#### [TASK TO COMPLETE]
Please give back all the records exactly, but keep the pictures out.

#### [DATA FOR THIS EXERCISE]
<<<<

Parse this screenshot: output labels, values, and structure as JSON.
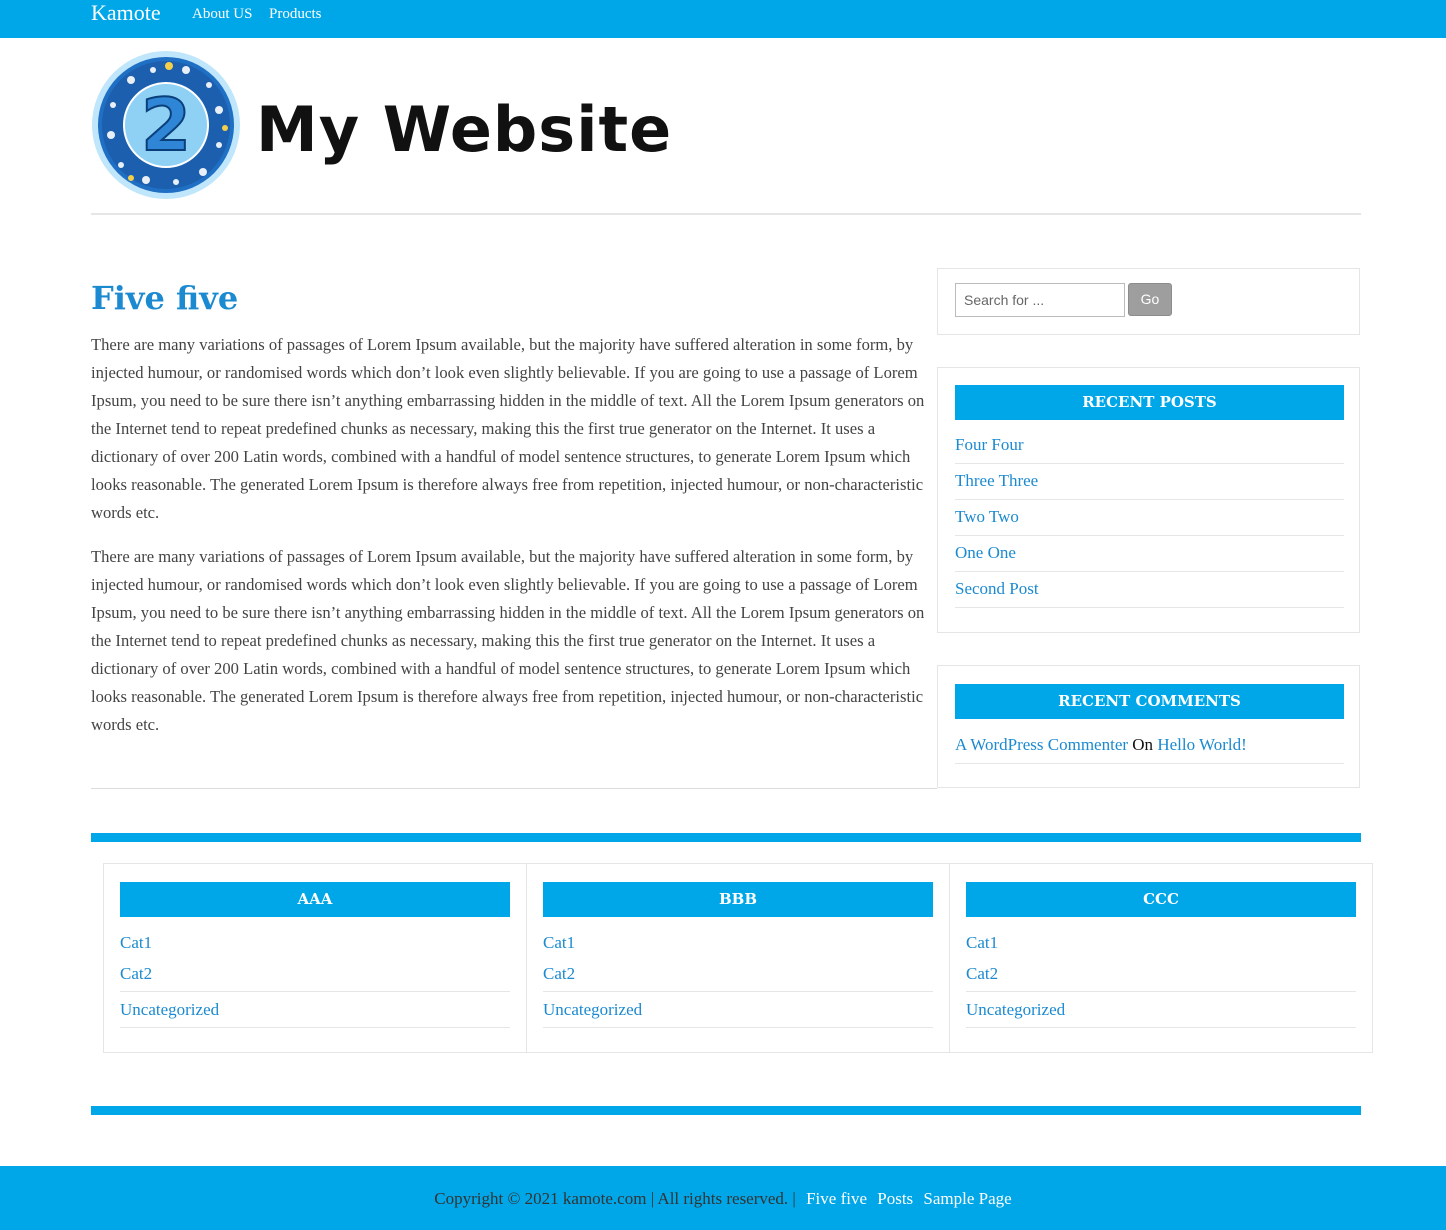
{
  "topnav": {
    "brand": "Kamote",
    "links": [
      "About US",
      "Products"
    ]
  },
  "header": {
    "site_title": "My Website",
    "logo_number": "2"
  },
  "post": {
    "title": "Five five",
    "paragraphs": [
      "There are many variations of passages of Lorem Ipsum available, but the majority have suffered alteration in some form, by injected humour, or randomised words which don’t look even slightly believable. If you are going to use a passage of Lorem Ipsum, you need to be sure there isn’t anything embarrassing hidden in the middle of text. All the Lorem Ipsum generators on the Internet tend to repeat predefined chunks as necessary, making this the first true generator on the Internet. It uses a dictionary of over 200 Latin words, combined with a handful of model sentence structures, to generate Lorem Ipsum which looks reasonable. The generated Lorem Ipsum is therefore always free from repetition, injected humour, or non-characteristic words etc.",
      "There are many variations of passages of Lorem Ipsum available, but the majority have suffered alteration in some form, by injected humour, or randomised words which don’t look even slightly believable. If you are going to use a passage of Lorem Ipsum, you need to be sure there isn’t anything embarrassing hidden in the middle of text. All the Lorem Ipsum generators on the Internet tend to repeat predefined chunks as necessary, making this the first true generator on the Internet. It uses a dictionary of over 200 Latin words, combined with a handful of model sentence structures, to generate Lorem Ipsum which looks reasonable. The generated Lorem Ipsum is therefore always free from repetition, injected humour, or non-characteristic words etc."
    ]
  },
  "sidebar": {
    "search": {
      "placeholder": "Search for ...",
      "button": "Go"
    },
    "recent_posts": {
      "title": "RECENT POSTS",
      "items": [
        "Four Four",
        "Three Three",
        "Two Two",
        "One One",
        "Second Post"
      ]
    },
    "recent_comments": {
      "title": "RECENT COMMENTS",
      "author": "A WordPress Commenter",
      "on": "On",
      "post": "Hello World!"
    }
  },
  "footer_widgets": [
    {
      "title": "AAA",
      "items": [
        "Cat1",
        "Cat2",
        "Uncategorized"
      ]
    },
    {
      "title": "BBB",
      "items": [
        "Cat1",
        "Cat2",
        "Uncategorized"
      ]
    },
    {
      "title": "CCC",
      "items": [
        "Cat1",
        "Cat2",
        "Uncategorized"
      ]
    }
  ],
  "footer": {
    "copyright": "Copyright © 2021 kamote.com | All rights reserved. |",
    "links": [
      "Five five",
      "Posts",
      "Sample Page"
    ]
  },
  "colors": {
    "accent": "#00a7e8",
    "link": "#1b8ad0"
  }
}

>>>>

#### [FINISHED TASK]
Parse this screenshot: output labels, values, and structure as JSON.
{
  "topnav": {
    "brand": "Kamote",
    "links": [
      "About US",
      "Products"
    ]
  },
  "header": {
    "site_title": "My Website",
    "logo_number": "2"
  },
  "post": {
    "title": "Five five",
    "paragraphs": [
      "There are many variations of passages of Lorem Ipsum available, but the majority have suffered alteration in some form, by injected humour, or randomised words which don’t look even slightly believable. If you are going to use a passage of Lorem Ipsum, you need to be sure there isn’t anything embarrassing hidden in the middle of text. All the Lorem Ipsum generators on the Internet tend to repeat predefined chunks as necessary, making this the first true generator on the Internet. It uses a dictionary of over 200 Latin words, combined with a handful of model sentence structures, to generate Lorem Ipsum which looks reasonable. The generated Lorem Ipsum is therefore always free from repetition, injected humour, or non-characteristic words etc.",
      "There are many variations of passages of Lorem Ipsum available, but the majority have suffered alteration in some form, by injected humour, or randomised words which don’t look even slightly believable. If you are going to use a passage of Lorem Ipsum, you need to be sure there isn’t anything embarrassing hidden in the middle of text. All the Lorem Ipsum generators on the Internet tend to repeat predefined chunks as necessary, making this the first true generator on the Internet. It uses a dictionary of over 200 Latin words, combined with a handful of model sentence structures, to generate Lorem Ipsum which looks reasonable. The generated Lorem Ipsum is therefore always free from repetition, injected humour, or non-characteristic words etc."
    ]
  },
  "sidebar": {
    "search": {
      "placeholder": "Search for ...",
      "button": "Go"
    },
    "recent_posts": {
      "title": "RECENT POSTS",
      "items": [
        "Four Four",
        "Three Three",
        "Two Two",
        "One One",
        "Second Post"
      ]
    },
    "recent_comments": {
      "title": "RECENT COMMENTS",
      "author": "A WordPress Commenter",
      "on": "On",
      "post": "Hello World!"
    }
  },
  "footer_widgets": [
    {
      "title": "AAA",
      "items": [
        "Cat1",
        "Cat2",
        "Uncategorized"
      ]
    },
    {
      "title": "BBB",
      "items": [
        "Cat1",
        "Cat2",
        "Uncategorized"
      ]
    },
    {
      "title": "CCC",
      "items": [
        "Cat1",
        "Cat2",
        "Uncategorized"
      ]
    }
  ],
  "footer": {
    "copyright": "Copyright © 2021 kamote.com | All rights reserved. |",
    "links": [
      "Five five",
      "Posts",
      "Sample Page"
    ]
  },
  "colors": {
    "accent": "#00a7e8",
    "link": "#1b8ad0"
  }
}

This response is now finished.